With fats in the news, we thought it was a good time to dig a little deeper and discuss the various dietary fats. You may know that trans fats are bad, but do you know why? And do you know how they are different from saturated, monounsaturated and polyunsaturated fats?
Fats get a bad rap, primarily for their calorie content. At 9 calories per gram, it doesn’t take much fat to push our daily calorie intake too high. Only one tablespoon of olive oil contains 119 calories. But fats are essential for our bodies to function so you need to get some in your diet every day.
To better understand the differences in fats, we need a little chemistry lesson.
A dietary fat molecule is primarily composed of a long chain of carbon and hydrogen atoms.

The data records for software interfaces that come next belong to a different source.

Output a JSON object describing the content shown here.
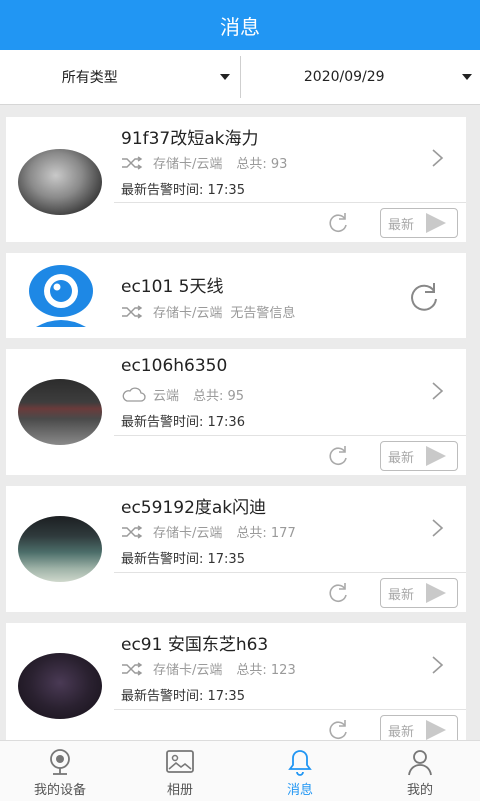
{
  "header": {
    "title": "消息"
  },
  "filters": {
    "type_label": "所有类型",
    "date_label": "2020/09/29"
  },
  "cards": [
    {
      "title": "91f37改短ak海力",
      "meta_primary": "存储卡/云端",
      "meta_secondary": "总共: 93",
      "time": "最新告警时间: 17:35",
      "new_label": "最新"
    },
    {
      "title": "ec101 5天线",
      "meta_primary": "存储卡/云端",
      "meta_secondary": "无告警信息"
    },
    {
      "title": "ec106h6350",
      "meta_primary": "云端",
      "meta_secondary": "总共: 95",
      "time": "最新告警时间: 17:36",
      "new_label": "最新"
    },
    {
      "title": "ec59192度ak闪迪",
      "meta_primary": "存储卡/云端",
      "meta_secondary": "总共: 177",
      "time": "最新告警时间: 17:35",
      "new_label": "最新"
    },
    {
      "title": "ec91 安国东芝h63",
      "meta_primary": "存储卡/云端",
      "meta_secondary": "总共: 123",
      "time": "最新告警时间: 17:35",
      "new_label": "最新"
    }
  ],
  "tabs": [
    {
      "label": "我的设备",
      "icon": "camera-icon"
    },
    {
      "label": "相册",
      "icon": "photo-icon"
    },
    {
      "label": "消息",
      "icon": "bell-icon"
    },
    {
      "label": "我的",
      "icon": "person-icon"
    }
  ],
  "colors": {
    "accent": "#2196f3",
    "background": "#ebebeb"
  }
}
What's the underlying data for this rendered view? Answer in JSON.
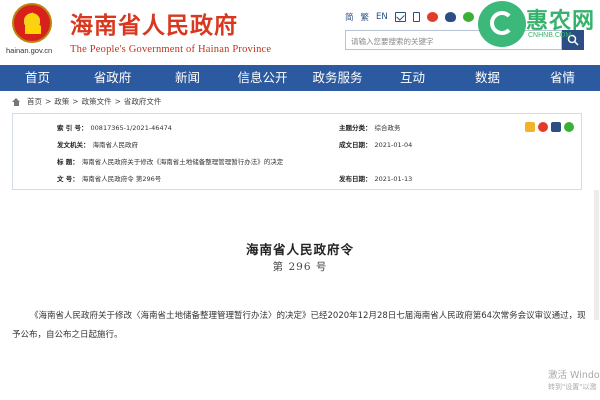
{
  "header": {
    "site_domain": "hainan.gov.cn",
    "title_cn": "海南省人民政府",
    "title_en": "The People's Government of Hainan Province",
    "top_links": [
      "简",
      "繁",
      "EN"
    ],
    "search_placeholder": "请输入您要搜索的关键字"
  },
  "watermark_logo": {
    "text": "惠农网",
    "sub": "CNHNB.COM",
    "color": "#35b36d"
  },
  "nav": {
    "items": [
      "首页",
      "省政府",
      "新闻",
      "信息公开",
      "政务服务",
      "互动",
      "数据",
      "省情"
    ],
    "bg_color": "#2c5aa0"
  },
  "breadcrumb": {
    "items": [
      "首页",
      "政策",
      "政策文件",
      "省政府文件"
    ],
    "separator": ">"
  },
  "info": {
    "index_label": "索   引   号：",
    "index_value": "00817365-1/2021-46474",
    "issuer_label": "发文机关：",
    "issuer_value": "海南省人民政府",
    "subject_label": "标        题：",
    "subject_value": "海南省人民政府关于修改《海南省土地储备整理管理暂行办法》的决定",
    "docno_label": "文        号：",
    "docno_value": "海南省人民政府令 第296号",
    "category_label": "主题分类：",
    "category_value": "综合政务",
    "created_label": "成文日期：",
    "created_value": "2021-01-04",
    "published_label": "发布日期：",
    "published_value": "2021-01-13"
  },
  "document": {
    "title": "海南省人民政府令",
    "number": "第 296 号",
    "paragraph": "《海南省人民政府关于修改〈海南省土地储备整理管理暂行办法〉的决定》已经2020年12月28日七届海南省人民政府第64次常务会议审议通过，现予公布，自公布之日起施行。"
  },
  "os_watermark": {
    "line1": "激活 Windo",
    "line2": "转到\"设置\"以激"
  }
}
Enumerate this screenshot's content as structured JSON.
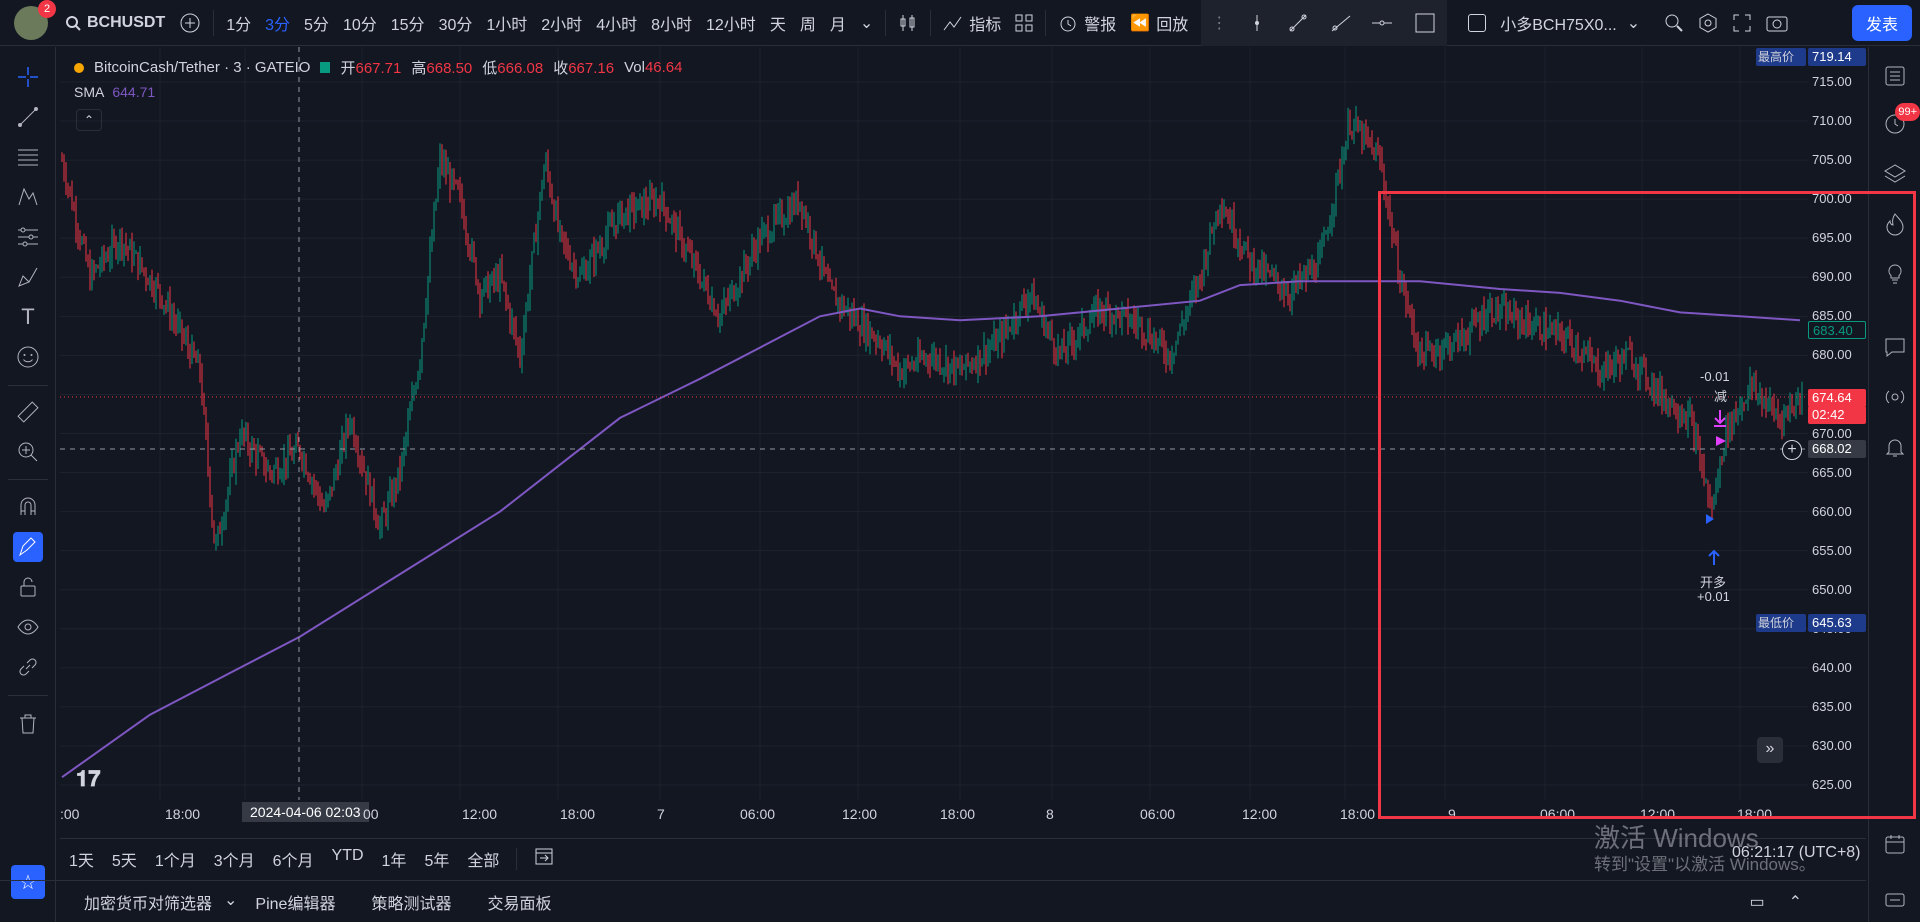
{
  "topbar": {
    "avatar_badge": "2",
    "symbol": "BCHUSDT",
    "intervals": [
      "1分",
      "3分",
      "5分",
      "10分",
      "15分",
      "30分",
      "1小时",
      "2小时",
      "4小时",
      "8小时",
      "12小时",
      "天",
      "周",
      "月"
    ],
    "active_interval": "3分",
    "indicators_label": "指标",
    "alert_label": "警报",
    "replay_label": "回放",
    "layout_name": "小多BCH75X0...",
    "publish_label": "发表"
  },
  "legend": {
    "title": "BitcoinCash/Tether · 3 · GATEIO",
    "open_label": "开",
    "open": "667.71",
    "high_label": "高",
    "high": "668.50",
    "low_label": "低",
    "low": "666.08",
    "close_label": "收",
    "close": "667.16",
    "vol_label": "Vol",
    "vol": "46.64",
    "sma_label": "SMA",
    "sma_value": "644.71"
  },
  "price_scale": {
    "labels": [
      "715.00",
      "710.00",
      "705.00",
      "700.00",
      "695.00",
      "690.00",
      "685.00",
      "680.00",
      "675.00",
      "670.00",
      "665.00",
      "660.00",
      "655.00",
      "650.00",
      "645.00",
      "640.00",
      "635.00",
      "630.00",
      "625.00"
    ],
    "highest_label": "最高价",
    "highest": "719.14",
    "lowest_label": "最低价",
    "lowest": "645.63",
    "sma_tag": "683.40",
    "current_price": "674.64",
    "countdown": "02:42",
    "crosshair_price": "668.02",
    "plus_icon": "+"
  },
  "time_scale": {
    "labels": [
      ":00",
      "18:00",
      "2024-04-06  02:03",
      "00",
      "12:00",
      "18:00",
      "7",
      "06:00",
      "12:00",
      "18:00",
      "8",
      "06:00",
      "12:00",
      "18:00",
      "9",
      "06:00",
      "12:00",
      "18:00"
    ]
  },
  "annotations": {
    "sell_qty": "-0.01",
    "sell_label": "减",
    "buy_label": "开多",
    "buy_qty": "+0.01"
  },
  "bottom": {
    "ranges": [
      "1天",
      "5天",
      "1个月",
      "3个月",
      "6个月",
      "YTD",
      "1年",
      "5年",
      "全部"
    ],
    "clock": "06:21:17 (UTC+8)",
    "watermark_line1": "激活 Windows",
    "watermark_line2": "转到\"设置\"以激活 Windows。"
  },
  "panels": {
    "tabs": [
      "加密货币对筛选器",
      "Pine编辑器",
      "策略测试器",
      "交易面板"
    ]
  },
  "right_badge": "99+",
  "colors": {
    "up": "#089981",
    "down": "#f23645",
    "sma": "#7e57c2",
    "accent": "#2962ff",
    "highlight": "#f23645"
  }
}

The carbon atoms may be linked by single or double bonds and the length of the chain can vary. The length of the chain and the number of carbon double bonds and their positions help define the type of fat and its role in the body.
The simplest fat to describe is a saturated fat. It has a uniform-looking chain of carbon atoms all linked by single bonds. All other bonding sites along the chain are occupied (saturated) by hydrogen:
This structure makes saturated fatty acids solid at room temperature. Butter is a great example of a saturated fat.
Monounsaturated fats have one (mono) double carbon bond in the chain. Polyunsaturated fats have more than one (poly) double carbon bond. Both of these fats are liquid at room temperature. You’ll find monounsaturated fats in great abundance in olive oil while polyunsaturated fats are found in fish, nuts and seeds.
Here’s what a polyunsaturated fat might look like:
The position of the first double carbon bond defines the type. An omega 3 fat will have the first double bond at carbon atom #3, while an omega 6 fat will have its first double bond at carbon atom #6. Omega 3s are especially desirable as they have multiple health benefits especially for your cardiovascular system. Walnuts, flax and chia are all good sources of omega 3s.
You might have noticed that the hydrogen atoms surrounding a carbon double bond in poly and monounsaturated fats all fall on the same side of the carbon chain. This is the structure nature intended.
Trans fats, also referred to as hydrogenated and partially hydrogenated fats, are artificially modified to change that structure with hydrogen atoms found on opposite (trans) sides of the carbon. These fats are found primarily in margarines, processed and fast foods.
This seemingly minor variation in chemical structure completely changes the functionality of the fat. Rather than being liquid at room temperature, trans fats are solid, and rather than being vulnerable to rancidity, trans fats have a long shelf life.
In the 1970s, when saturated fats were thought to be major contributors to heart disease, the use of trans fats was encouraged, since they are technically an unsaturated substitute. Remember the commercials telling us to switch from butter (saturated) to the “healthier” choice margarine (trans)?
But it turns out trans fats are actually harmful to cell structure and promote heart disease to a greater extent than saturated fats ever could. In fact, the FDA estimates that eliminating these fats from the American food supply would translate into 20,000 fewer heart attacks and 7,000 fewer deaths per year.
Ironically, that old commercial was right after all: “It’s not nice to fool Mother Nature!”
There are a whole lot of details here, maybe more than you need. But here’s the takeaway:
- Fats are essential for our bodies to function properly, so we need some fat every day.
- Fat calories add up fast so limit your consumption.
- Avoid trans fats at all costs.
- Poly and monounsaturated fats, found only in plant-based foods, are beneficial for cardiovascular health.